THE PROBLEM
Counting only lines that contain the word "JSON", state the total for the listing below and nothing else.

RECORD EXTRACTS
++++++++

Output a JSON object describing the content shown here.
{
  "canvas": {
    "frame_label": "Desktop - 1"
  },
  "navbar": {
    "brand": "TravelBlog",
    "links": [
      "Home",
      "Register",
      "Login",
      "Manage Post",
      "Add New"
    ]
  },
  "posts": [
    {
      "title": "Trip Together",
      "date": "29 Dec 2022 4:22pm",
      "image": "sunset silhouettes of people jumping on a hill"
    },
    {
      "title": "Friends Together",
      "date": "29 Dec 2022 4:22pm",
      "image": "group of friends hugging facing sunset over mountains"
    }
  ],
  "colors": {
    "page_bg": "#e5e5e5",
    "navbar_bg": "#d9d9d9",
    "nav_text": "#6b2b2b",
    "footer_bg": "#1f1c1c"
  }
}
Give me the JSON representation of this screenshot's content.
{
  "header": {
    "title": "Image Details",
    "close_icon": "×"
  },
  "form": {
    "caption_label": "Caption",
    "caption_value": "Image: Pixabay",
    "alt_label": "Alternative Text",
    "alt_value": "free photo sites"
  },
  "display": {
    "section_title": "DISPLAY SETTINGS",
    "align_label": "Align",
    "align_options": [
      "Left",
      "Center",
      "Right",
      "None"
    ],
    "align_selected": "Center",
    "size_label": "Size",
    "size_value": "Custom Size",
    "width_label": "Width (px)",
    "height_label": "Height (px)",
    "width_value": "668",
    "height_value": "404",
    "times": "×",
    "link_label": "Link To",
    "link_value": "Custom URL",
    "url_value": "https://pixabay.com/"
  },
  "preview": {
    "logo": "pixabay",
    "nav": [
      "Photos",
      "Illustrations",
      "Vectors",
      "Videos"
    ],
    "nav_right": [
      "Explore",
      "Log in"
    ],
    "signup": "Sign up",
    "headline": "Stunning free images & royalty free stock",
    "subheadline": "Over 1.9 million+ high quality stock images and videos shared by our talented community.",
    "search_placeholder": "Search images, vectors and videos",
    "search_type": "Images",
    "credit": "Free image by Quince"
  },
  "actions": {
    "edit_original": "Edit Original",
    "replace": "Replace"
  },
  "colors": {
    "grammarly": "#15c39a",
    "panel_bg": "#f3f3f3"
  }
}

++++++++

SOLUTION
2